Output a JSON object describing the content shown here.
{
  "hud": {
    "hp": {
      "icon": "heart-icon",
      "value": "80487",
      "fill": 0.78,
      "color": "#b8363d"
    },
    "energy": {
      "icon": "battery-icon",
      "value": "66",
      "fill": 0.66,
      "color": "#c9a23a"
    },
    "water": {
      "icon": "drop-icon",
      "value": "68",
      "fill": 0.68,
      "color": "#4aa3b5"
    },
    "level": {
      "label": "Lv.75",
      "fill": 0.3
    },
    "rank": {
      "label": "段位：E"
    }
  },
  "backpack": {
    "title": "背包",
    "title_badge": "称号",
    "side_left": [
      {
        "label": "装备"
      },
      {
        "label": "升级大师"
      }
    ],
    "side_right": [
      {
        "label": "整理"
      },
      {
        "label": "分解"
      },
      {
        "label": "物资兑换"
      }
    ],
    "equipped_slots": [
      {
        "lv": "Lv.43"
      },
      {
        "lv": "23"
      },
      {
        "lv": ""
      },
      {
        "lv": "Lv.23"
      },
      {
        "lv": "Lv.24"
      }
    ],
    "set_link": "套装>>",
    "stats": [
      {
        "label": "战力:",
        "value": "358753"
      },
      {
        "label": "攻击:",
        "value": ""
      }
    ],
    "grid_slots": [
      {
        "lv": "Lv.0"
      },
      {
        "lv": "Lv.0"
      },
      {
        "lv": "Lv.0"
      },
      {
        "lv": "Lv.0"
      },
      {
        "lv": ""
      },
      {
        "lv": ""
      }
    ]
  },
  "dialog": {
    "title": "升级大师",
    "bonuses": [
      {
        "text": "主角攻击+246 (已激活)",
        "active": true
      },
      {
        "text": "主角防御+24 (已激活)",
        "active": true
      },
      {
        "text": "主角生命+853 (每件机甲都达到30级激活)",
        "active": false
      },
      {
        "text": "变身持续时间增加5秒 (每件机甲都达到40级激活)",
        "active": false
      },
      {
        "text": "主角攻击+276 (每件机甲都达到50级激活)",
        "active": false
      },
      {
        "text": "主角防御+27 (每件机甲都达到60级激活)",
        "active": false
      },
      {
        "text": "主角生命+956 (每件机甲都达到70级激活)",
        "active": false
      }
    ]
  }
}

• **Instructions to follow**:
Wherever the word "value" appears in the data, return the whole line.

• **Reply**:
      "value": "80487",
      "value": "66",
      "value": "68",
        "value": "358753"
        "value": ""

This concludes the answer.